Speaking across a gulf of 2400 years, Aristophanes' raunchy comic fantasy about women abstaining from sex to force their men to end the Peloponnesian War delivers an emphatic affirmation of sassy, get-it-girl empowerment.
Michael Hurst's racy adaptation is true to the spirit of the play rather than the letter, with Athenian women strutting the stage as Sex and the City-style cougars while the Spartans are given an amusing East European vibe.
Classics scholars may be disappointed to see Aristophanes' sparkling verse replaced by coarse modern idioms but there is compensation in the inclusion of ancient Greek poems presented in beautiful musical settings with John Gibson's score creating a strangely hypnotic fusion that is both timeless and contemporary.
The blending of ancient and modern is most effectively carried off in Shona McCullagh's choreography which brilliantly evokes the earthy bawdiness of the comedy while hinting at the inaccessible world of Greek ritual with surreal dance sequences that celebrate the wild power of unrestrained female sexuality.
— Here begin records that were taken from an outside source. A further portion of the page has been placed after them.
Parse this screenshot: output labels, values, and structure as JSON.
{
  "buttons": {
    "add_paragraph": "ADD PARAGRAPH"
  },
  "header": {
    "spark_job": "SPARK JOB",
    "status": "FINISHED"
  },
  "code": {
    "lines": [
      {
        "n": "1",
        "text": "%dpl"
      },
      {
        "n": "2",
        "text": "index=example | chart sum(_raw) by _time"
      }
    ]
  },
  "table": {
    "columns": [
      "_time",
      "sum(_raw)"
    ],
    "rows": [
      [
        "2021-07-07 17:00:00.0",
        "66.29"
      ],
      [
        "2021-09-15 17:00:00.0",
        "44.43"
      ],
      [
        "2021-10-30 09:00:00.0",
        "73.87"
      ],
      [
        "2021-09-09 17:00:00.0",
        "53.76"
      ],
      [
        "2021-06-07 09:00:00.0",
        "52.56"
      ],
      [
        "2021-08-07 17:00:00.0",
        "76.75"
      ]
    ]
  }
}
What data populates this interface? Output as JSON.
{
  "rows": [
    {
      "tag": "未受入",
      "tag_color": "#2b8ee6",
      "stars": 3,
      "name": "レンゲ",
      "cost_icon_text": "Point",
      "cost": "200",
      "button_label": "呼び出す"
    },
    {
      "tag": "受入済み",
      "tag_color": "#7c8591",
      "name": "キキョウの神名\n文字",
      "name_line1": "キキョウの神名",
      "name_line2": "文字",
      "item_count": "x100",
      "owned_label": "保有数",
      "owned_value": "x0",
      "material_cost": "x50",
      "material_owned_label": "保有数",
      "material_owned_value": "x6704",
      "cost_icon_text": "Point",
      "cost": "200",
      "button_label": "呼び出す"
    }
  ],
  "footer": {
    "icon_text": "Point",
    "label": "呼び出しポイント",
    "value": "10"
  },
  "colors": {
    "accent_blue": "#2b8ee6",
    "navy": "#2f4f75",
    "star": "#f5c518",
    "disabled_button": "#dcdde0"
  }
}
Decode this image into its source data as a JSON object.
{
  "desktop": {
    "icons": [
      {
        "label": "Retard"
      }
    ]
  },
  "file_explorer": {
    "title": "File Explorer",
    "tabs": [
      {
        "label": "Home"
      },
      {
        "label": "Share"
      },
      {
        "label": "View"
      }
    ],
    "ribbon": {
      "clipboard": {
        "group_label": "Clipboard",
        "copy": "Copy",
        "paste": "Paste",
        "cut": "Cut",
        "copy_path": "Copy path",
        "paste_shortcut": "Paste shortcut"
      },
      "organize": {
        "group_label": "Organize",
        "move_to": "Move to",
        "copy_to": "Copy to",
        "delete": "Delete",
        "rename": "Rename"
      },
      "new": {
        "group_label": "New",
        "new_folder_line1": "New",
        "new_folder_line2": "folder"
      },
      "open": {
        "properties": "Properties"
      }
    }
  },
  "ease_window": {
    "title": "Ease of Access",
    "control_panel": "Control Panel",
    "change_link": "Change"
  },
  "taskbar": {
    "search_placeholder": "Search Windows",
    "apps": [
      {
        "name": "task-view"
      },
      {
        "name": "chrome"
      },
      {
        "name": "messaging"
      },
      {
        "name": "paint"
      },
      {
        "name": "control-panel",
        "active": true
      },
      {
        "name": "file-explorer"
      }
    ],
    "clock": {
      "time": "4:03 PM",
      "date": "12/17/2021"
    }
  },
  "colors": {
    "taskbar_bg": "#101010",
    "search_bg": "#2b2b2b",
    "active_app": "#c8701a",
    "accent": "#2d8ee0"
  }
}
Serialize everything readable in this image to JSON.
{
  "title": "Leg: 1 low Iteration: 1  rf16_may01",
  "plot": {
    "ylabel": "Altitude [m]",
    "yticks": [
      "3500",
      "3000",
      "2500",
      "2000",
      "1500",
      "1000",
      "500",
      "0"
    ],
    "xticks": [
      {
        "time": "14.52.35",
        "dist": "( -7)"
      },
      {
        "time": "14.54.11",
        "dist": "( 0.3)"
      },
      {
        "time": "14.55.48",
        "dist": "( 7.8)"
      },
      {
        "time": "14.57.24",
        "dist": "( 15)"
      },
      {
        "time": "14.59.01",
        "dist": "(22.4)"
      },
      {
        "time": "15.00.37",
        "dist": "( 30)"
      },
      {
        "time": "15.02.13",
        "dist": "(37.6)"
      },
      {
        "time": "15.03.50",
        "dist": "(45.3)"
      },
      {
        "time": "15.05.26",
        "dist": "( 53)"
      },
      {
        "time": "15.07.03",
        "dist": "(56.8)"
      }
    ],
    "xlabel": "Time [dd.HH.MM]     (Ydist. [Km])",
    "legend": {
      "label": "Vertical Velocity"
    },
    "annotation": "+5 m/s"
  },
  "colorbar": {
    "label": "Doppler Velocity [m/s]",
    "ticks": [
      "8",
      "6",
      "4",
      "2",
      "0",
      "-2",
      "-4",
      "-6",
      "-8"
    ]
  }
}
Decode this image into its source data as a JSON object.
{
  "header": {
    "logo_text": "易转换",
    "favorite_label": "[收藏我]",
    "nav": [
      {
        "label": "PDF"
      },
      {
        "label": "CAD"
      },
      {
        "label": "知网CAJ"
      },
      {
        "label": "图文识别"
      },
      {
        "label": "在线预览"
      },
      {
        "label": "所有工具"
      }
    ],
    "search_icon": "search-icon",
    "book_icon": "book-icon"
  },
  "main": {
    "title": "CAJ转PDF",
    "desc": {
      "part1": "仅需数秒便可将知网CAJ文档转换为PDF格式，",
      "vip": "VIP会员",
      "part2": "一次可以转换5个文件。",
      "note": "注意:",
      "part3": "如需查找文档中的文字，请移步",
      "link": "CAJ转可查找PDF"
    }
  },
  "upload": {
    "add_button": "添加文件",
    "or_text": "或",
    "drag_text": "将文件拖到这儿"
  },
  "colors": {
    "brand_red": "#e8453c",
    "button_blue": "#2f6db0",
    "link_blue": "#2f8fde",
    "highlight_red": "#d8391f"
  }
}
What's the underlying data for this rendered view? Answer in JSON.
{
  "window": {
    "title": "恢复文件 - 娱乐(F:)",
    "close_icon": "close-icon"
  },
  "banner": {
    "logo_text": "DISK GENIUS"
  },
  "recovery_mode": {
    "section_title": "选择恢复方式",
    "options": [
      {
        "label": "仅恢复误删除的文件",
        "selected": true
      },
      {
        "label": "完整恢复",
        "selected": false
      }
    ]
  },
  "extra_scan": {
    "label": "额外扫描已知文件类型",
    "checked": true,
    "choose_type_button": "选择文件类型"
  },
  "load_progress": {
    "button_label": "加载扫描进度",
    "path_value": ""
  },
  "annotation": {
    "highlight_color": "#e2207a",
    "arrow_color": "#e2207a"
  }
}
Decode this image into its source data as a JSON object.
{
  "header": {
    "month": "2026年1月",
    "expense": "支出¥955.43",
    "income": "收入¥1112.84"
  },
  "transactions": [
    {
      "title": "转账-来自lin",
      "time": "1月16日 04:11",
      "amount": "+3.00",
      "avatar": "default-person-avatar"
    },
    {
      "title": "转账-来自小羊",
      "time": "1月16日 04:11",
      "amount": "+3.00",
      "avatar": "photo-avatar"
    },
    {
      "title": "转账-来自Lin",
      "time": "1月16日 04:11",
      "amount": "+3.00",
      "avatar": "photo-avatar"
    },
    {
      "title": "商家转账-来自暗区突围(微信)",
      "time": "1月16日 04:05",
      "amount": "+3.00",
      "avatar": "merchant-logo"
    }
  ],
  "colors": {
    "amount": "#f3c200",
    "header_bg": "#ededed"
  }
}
The superb 13-member cast throw themselves into the robustly physical staging as they prance and cavort in various stages of undress.
As Lysistrata, Amanda Billing establishes a powerful regal presence that is hilariously undercut as her raucous followers reduce her to the exasperation of a tormented school teacher. The male chorus offers a virtuoso display of clowning as the hapless chaps are subject to a sustained barrage of mockery and humiliation.
Cameron Rhodes gives the show a topical spin with the smoothly patronising rhetoric of an oily politician, and Paul Glover's military berserker wins plenty of laughs.
Audiences should be warned there is explicit content particularly in the portrayal of male genitalia but the tone is bawdy rather than obscene and probably rather tame compared with the original Greek staging at the festival of Dionysus.
Where: Q Theatre, to August 23